The funding picture in NHS trusts is alarming enough. But it sits in yet a wider context: the drastic belt-tightening local authorities and by extension, community mental health services have endured and will continue to endure. And this certainly cannot be ignored: in its interim report this July, the Commission on acute adult psychiatric care in England cited cuts to community services and discharge delays as the number one debilitating factor in finding beds for mental health patients.

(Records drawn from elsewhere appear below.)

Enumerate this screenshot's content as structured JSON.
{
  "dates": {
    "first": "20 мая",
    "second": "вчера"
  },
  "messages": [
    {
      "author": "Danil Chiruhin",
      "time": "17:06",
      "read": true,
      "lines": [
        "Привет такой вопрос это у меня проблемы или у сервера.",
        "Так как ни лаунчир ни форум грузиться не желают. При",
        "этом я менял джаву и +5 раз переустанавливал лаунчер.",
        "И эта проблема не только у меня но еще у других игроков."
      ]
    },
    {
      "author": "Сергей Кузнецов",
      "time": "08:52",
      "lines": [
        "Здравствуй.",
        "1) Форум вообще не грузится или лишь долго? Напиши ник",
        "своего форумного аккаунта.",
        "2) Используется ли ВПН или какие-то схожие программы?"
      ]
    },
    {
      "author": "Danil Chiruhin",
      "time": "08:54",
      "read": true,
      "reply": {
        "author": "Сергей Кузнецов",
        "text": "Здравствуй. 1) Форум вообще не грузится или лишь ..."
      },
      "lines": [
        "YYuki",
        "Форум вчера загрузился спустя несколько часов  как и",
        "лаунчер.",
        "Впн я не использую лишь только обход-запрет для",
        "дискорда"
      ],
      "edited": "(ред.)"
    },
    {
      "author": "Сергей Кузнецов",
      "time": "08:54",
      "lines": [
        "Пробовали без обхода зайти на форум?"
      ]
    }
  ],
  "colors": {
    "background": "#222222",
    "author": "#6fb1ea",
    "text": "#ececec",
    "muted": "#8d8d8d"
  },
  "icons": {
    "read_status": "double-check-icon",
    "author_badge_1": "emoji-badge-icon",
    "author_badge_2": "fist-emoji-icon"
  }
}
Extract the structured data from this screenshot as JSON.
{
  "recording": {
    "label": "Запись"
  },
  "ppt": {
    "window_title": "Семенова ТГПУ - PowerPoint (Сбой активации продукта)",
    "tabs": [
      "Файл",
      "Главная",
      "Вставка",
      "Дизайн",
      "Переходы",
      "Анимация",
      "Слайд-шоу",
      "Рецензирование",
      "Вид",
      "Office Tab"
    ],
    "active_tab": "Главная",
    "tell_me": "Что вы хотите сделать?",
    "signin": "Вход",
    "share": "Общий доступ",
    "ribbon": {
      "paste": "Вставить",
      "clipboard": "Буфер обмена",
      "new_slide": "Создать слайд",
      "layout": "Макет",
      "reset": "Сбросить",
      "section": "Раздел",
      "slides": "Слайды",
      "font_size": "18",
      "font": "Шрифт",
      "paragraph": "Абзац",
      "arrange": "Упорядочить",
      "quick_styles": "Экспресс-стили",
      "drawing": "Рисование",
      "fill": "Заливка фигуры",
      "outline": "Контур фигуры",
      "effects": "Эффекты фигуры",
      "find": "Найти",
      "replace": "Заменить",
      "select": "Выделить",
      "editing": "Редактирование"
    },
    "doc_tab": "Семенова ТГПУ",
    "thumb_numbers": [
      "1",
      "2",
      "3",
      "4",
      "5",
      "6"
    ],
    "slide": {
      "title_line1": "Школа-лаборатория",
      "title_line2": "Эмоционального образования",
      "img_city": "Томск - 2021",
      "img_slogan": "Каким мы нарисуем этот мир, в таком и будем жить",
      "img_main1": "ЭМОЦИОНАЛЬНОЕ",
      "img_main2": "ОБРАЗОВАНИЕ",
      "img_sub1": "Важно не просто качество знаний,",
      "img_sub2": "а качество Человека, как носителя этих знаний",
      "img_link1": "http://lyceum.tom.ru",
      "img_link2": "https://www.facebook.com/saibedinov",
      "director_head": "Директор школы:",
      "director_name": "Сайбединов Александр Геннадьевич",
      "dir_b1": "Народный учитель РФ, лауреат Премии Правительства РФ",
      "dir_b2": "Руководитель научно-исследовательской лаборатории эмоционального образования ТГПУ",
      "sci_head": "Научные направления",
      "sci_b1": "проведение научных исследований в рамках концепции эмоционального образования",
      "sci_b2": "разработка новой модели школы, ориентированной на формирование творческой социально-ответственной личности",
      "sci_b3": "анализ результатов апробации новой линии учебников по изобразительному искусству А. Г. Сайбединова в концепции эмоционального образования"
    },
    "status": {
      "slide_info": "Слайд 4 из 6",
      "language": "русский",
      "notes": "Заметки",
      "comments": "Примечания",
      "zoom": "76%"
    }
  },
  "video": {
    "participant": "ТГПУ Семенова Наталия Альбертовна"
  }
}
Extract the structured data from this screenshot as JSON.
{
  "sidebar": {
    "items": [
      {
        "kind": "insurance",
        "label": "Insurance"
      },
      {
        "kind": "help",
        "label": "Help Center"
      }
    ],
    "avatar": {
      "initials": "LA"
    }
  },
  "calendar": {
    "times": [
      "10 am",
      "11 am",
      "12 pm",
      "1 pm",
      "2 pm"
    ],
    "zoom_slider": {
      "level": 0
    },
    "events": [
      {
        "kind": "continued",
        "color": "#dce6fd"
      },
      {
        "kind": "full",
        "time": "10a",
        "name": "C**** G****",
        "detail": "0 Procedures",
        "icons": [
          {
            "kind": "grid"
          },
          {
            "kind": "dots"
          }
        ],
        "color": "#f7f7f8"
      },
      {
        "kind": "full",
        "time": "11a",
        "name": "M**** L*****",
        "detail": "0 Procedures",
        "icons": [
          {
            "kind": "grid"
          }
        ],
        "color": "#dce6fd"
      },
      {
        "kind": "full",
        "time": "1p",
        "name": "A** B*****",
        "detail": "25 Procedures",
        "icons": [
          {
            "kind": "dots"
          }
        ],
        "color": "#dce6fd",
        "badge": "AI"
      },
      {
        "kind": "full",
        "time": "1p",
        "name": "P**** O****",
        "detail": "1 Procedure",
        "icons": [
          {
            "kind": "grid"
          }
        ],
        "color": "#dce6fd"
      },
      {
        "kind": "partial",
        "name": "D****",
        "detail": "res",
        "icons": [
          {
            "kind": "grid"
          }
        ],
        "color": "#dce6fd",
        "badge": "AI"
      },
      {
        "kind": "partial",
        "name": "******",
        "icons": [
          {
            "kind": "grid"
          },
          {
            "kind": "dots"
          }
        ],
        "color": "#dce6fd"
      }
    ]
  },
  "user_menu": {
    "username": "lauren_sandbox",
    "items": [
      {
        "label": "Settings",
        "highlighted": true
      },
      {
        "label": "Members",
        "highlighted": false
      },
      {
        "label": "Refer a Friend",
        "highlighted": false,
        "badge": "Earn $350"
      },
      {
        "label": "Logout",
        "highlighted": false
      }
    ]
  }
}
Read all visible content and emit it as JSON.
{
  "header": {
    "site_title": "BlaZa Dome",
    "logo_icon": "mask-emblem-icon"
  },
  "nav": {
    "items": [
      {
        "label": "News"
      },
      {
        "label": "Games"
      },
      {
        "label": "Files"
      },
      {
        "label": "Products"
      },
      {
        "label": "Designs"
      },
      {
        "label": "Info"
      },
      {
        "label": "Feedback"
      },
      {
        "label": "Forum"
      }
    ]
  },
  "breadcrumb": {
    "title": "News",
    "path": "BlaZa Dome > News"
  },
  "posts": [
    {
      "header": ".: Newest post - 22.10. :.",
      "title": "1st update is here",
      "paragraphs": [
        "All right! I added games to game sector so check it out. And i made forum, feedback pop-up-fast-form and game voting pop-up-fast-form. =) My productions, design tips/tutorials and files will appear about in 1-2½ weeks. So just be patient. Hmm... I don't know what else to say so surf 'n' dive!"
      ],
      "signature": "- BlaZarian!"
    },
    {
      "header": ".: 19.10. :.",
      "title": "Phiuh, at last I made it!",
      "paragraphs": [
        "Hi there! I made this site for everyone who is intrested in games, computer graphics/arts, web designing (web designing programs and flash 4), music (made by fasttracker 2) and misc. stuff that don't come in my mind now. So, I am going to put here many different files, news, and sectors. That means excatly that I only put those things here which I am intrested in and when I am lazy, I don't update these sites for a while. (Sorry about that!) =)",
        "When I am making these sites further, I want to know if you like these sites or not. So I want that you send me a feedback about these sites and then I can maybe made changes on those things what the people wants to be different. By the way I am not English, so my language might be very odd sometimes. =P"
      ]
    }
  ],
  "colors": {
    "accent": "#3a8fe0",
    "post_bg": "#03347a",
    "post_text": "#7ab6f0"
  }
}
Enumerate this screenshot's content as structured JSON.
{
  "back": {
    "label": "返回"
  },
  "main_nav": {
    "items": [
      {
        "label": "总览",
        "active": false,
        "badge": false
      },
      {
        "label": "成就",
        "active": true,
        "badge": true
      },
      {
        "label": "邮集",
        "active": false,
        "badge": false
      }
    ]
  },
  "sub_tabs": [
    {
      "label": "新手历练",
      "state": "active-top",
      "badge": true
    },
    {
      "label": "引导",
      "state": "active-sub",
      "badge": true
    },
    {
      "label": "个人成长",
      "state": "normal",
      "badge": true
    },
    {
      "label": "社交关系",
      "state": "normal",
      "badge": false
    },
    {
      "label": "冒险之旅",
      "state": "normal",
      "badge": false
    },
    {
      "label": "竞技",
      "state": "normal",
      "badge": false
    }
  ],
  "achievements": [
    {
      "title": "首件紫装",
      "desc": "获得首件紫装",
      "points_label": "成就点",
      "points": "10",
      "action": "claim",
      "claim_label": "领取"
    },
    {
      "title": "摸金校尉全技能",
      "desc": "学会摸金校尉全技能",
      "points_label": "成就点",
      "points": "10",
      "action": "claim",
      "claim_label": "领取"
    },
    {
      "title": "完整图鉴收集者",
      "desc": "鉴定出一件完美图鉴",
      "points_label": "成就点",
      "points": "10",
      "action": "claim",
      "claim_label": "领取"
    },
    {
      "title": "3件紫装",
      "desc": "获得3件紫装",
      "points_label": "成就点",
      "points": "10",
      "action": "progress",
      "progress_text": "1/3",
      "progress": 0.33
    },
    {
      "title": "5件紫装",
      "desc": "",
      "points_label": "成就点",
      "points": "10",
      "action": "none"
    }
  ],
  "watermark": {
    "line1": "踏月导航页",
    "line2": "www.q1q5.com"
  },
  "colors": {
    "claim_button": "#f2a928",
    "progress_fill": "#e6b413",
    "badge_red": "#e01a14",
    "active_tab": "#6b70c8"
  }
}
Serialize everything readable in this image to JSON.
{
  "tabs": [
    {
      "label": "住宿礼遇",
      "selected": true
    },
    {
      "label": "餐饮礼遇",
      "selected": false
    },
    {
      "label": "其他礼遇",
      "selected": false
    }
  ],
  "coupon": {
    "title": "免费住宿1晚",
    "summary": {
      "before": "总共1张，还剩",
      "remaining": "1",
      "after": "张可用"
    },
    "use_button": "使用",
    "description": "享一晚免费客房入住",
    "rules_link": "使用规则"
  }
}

And last but not least, there’s the role of the DWP. First there’s what the Wellcome Trust describes as “humiliating and pointless” - and I’ll add, draconian - psychological conditioning on jobseekers, championed by Iain Duncan Smith, which Wellcome Trusts says far from helping people back to work in fact perpetuate “notions of psychological failure”. Not only have vulnerable people been humiliated into proving their mental health conditions in order to draw benefits, figures released earlier in the year, featured in a Radio 4 File on Four special, show that in the first quarter of 2014 out of 15,955 people sanctioned by the DWP, 9,851 had mental health problems – more than 100 a day. And the mental distress attached to the latest proposals - for a woman who has been raped to then potentially have to prove it at a Jobcentre - is almost too sinister to contemplate.

Precarious times to be mentally ill. I found a post on care feedback site Patient Opinion when I was researching this article, by the daughter of a man being moved on from a Mental Health Services for Older People (MHSOP) centre set for closure, who had no idea what was happening next. Under the ‘Initial feelings’ section she had clicked ‘angry, anxious, disappointed, isolated, let down and worried’. The usual reasons were given for the confusion. “Patients and carers tell us that they would prefer to stay at home rather than come into hospital”, the responder said at one point. After four months of this it fizzled out and the daughter, presumably, gave up. But her final post said it all.

“There is no future for my dad just a slow decline before our eyes. We are without doubt powerless – there is no closure just grief”.

Benedict Cooper is a freelance journalist who covers medical politics and the NHS. He tweets @Ben_JS_Cooper.